One reason I couldn’t have been the music journalist I dreamed of being in high school — it has little to do with the logical skills I developed as a teen and everything to do with shrewd schmoozing.
I’m generally not a fan of the latter, but when it’s a creative way of playing overdeveloped egos against each other without hostility, I like it. And that’s why I’m now a fan of Jancee Dunn:
Inevitably, however, your exhaustively-researched questions will produce grunted, monosyllabic answers, for the band members will not want to seem like some eager teen pop group. Their goal is to make music, they will tell you pointedly, not to bone chicks or make videos or have their drinks paid for or stay in plush hotel rooms. Thus it is their duty to convey that these interviews are a nuisance, and they would be just as happy rehearsing in a garage somewhere. At this time you must roll out the heavy artillery. Pay attention only to the drummer. Laugh uproariously at his jokes. Stare with dumbfounded awe as he offers up his philosophies. Say things like, “I never thought about it before, but you are absolutely right – drumming is a metaphor for life!” Listen, rapt, as he explains to you the genius of John Bonham’s skinsmanship. As the puzzled but excited drummer blossoms under your admiring gaze, his other band mates, particularly the heretofore-mute sunglasses-wearing lead singer, will at first be confused, then annoyed. Finally, their competitive spirit will take over and they will enthusiastically jockey for attention, offering amusing anecdotes about groupies and telling off-color jokes.
Then there’s my other media hero:
“Morbo demands comment!”
You all failed. Except Lex, who got four out of five.
- She lives in the place in the side of our lives where nothing is ever put straight – Pretty in Pink, Psychedelic Furs
- We are the goon squad and we’re coming to town, beep beep – Fashion, David Bowie
- You’re honorable, more honorable than me – Exhuming McCarthy, R.E.M.
- I ditched my lecture to watch the girls play soccer – Going Away to College, Blink 182
- How can this power be bought and sold? – Powerline, Husker Du
#1 is probably tough without hearing it. #2 should’ve been easy, and #4 wasn’t much harder. #3 requires you to be an early-R.E.M. collector, and #5 was admittedly next to impossible.
Let’s try some more:
- Steal a little and they throw you in jail / steal a lot and they make you a king. (Yes, that one’s hard, but partial credit if you think about who might’ve written it and come up with the writer without knowing the song)
- I try to discover a little something to make me sweeter (Easy!)
- This was a Pizza Hut / Now it’s all covered with daisies (Easier!)
- They’ve got to catch me if they want me to hang (Try screaming it)
- I wonder if we’ll meet again, talk about life since then, talk about why did it end (Moderately hard)
On the same week that Will & Grace bows out, Family Guy makes a reference to Soap.
Why does that matter?
Because, as we older farts know but everyone writing about television has forgotten, Soap prominently featured …

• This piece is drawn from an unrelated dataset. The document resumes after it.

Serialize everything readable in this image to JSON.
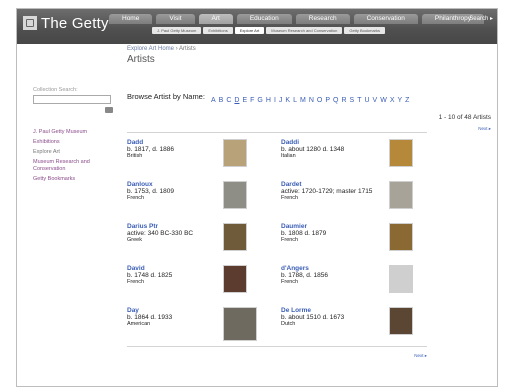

… you guessed it …
… a GAY CHARACTER!
OK, fine, he didn’t act that much like a gay guy, and he had a couple of heterosexual relationships. But he seemed more adept at dating than Will, at least.
Anyway, it’s nice to see something aimed at my very narrow demographic. Thanks, Seth.
Mine is Ace of Spades by Motorhead. Two reasons:
1. I have a good association with it from The Young Ones.
2. There’s something funny about hearing a song that could be classified as “death metal” in that cheesy 1980s Casio tone that my phone offers.
A documentary on time itself: “In today’s technological age, the body’s natural clocks are being hijacked by timetables, schedules and diaries. By paying more attention to our watches, rather than our internal clocks, could we be losing touch with time as it should be perceived?”
And a take on The Simpsons as a philosophical landmark. Granted, I think a bunch of Americans wrote the book on that subject, and the BBC writer fails to credit it, but …
The more I think about it, and the more I read clever blog dissections of The Office season finale, I think I was too negative in live-blogging the show. Moral of the story: Just sit and watch, THEN blog.
The best surprise of the show was that they surprised us. Like an old-school football coach calling a misdirection play, they had us all looking in different directions. We were wondering if Jim and Jan would have a pity hook-up. Or if Jim was about to tell Pam he was transferring. We’ve known all along that they couldn’t simply leave Jim and Pam in mutually unrequited love forever, but at the moment Jim said something, we were still surprised. That’s brilliant writing and directing.
I’m not completely convinced that a cliffhanger was the best way to go, but the powers that be have given themselves several good directions to go next season. My pet “if I were writing” scenario: We pick up next season during a workday, and we’re not told right away what, if anything, has happened between Jim and Pam. Only at the end of the episode do we find out that they’re together and trying desperately to hide it from the rest of the group.
The Jim-Pam tension was fun but had clearly gone as far as it could. I’m not quite ready to see them settle into a happy, open relationship. Keeping it secret could give them a new story arc that has a lot of potential.